U.S. business-to-business (B2B) activity has staged an impressive recovery from the troughs of April and May. However, due to the impact of the COVID-19 pandemic, the rebound had a dramatically different tenor about it.
American consumers spent differently in 2020 than ever before. They spent more time at home and less time in stores and restaurants. They traveled infrequently at best, and had few concerts, plays or ballgames to attend. They conducted an unprecedented amount of business with e-merchants, a trend that, while not expected in coming years to be as frenetic as it was in 2020, still has sturdy secular legs to it.

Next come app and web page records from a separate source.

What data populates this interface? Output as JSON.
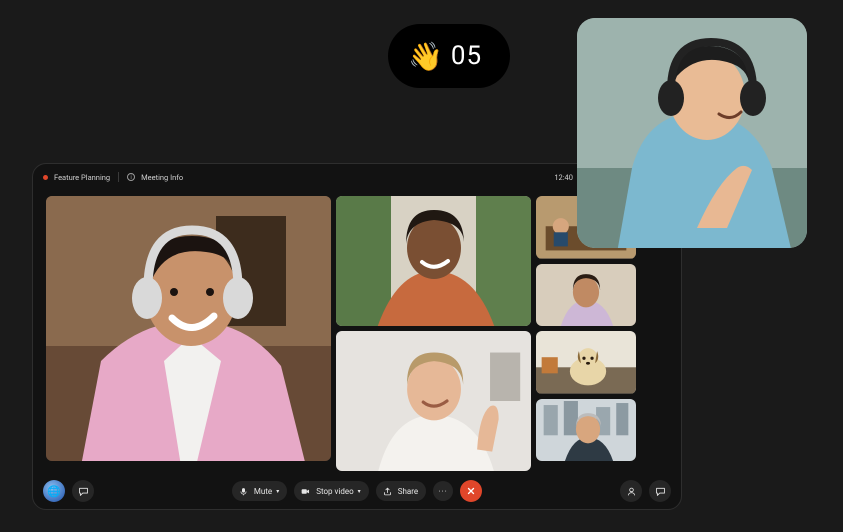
{
  "reaction": {
    "emoji": "👋",
    "count": "05"
  },
  "meeting": {
    "title": "Feature Planning",
    "info_label": "Meeting Info",
    "time": "12:40"
  },
  "toolbar": {
    "mute_label": "Mute",
    "stop_video_label": "Stop video",
    "share_label": "Share"
  },
  "colors": {
    "accent": "#e0462a",
    "panel": "#121212",
    "bg": "#1a1a1a"
  }
}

In a report published last Thursday, Cortera, a firm that collects and analyzes $1.7 trillion in annual B2B spending based on supplier invoices and receivables across 45 categories, reported that spending in December was the highest it’s been all year. Spending surged 10.7% over December 2019 levels. Spending by large consignees jumped 13.8% as the “supply chain continued to be consumed by the monsters,” said Greg Johnson, chief operating officer of the Boca Raton, Florida-based firm. Small to midsize businesses’ (SMB) spend patterns, which as recently as October were flashing negative, ended the year up 6.4% as November and December spending went into overdrive.
It was a far cry from May, when B2B spending fell 13.6% year-over-year as virtually everything outside the home shut down and consignees pivoted rapidly to support e-commerce and not the traditional in-location environment, the firm said. Spending by SMBs dropped 17.1%, while large-company spending fell 11%.
Everyone who was awake and on Earth in 2020 knew, at least anecdotally, that a massive shift in consumer behavior had taken place. But what surprised the Cortera folks, and virtually everyone else in the data-collection and analysis field, was how quickly spending in the B2B sector recovered. “No one expected it,” said Johnson.
December was strong for B2B spending across the board as retail spending surged 16.2% year-on-year, according to Cortera data. Building materials purchasing showed the largest year-over-year gains at 16.6% as the construction and retail industries spent freely last month. Although consumers had an aversion to in-store shopping, many saw no reluctance to look for and buy homes as the pandemic wore on. In addition, demand remained strong to develop and erect online fulfillment facilities of all types.
Even the struggling industries whose fates have been heavily tied to government stay-at-home measures perked up last month, Cortera said. So-called reopen industries showed their first year-over-year spending gains since the pandemic began, according to the data. The two exceptions were “miscellaneous store” retailers such as office supply stores, where B2B spend declined sharply, and sporting goods stores, where spend fell modestly, according to Cortera data. Not surprisingly, segments such as “non-store” retailers, electronics stores, and health and personal care products posted very strong gains last month.
Johnson wouldn’t comment on whether the gains of the past half-year are sustainable or can be chalked up to seasonality patterns. Yet strong December activity from the U.S. supply chain’s four major components — manufacturing, transportation, wholesale and retail — demonstrates a “diversity of spending strength” that suggests a positive 2021 outlook, the report said. Transportation B2B spending in December rose 14.9% year-over-year, the data showed.
Another question is whether B2B spending will continue to firm among the industries most affected by changing consumer behavior during 2020. Spending by segments such as food and beverage stores, food services and drinking places (research lingo for bars and restaurants that serve alocohol), and gasoline stations are still in the red year-over-year, although well off the end-of-days levels of the spring, Cortera said.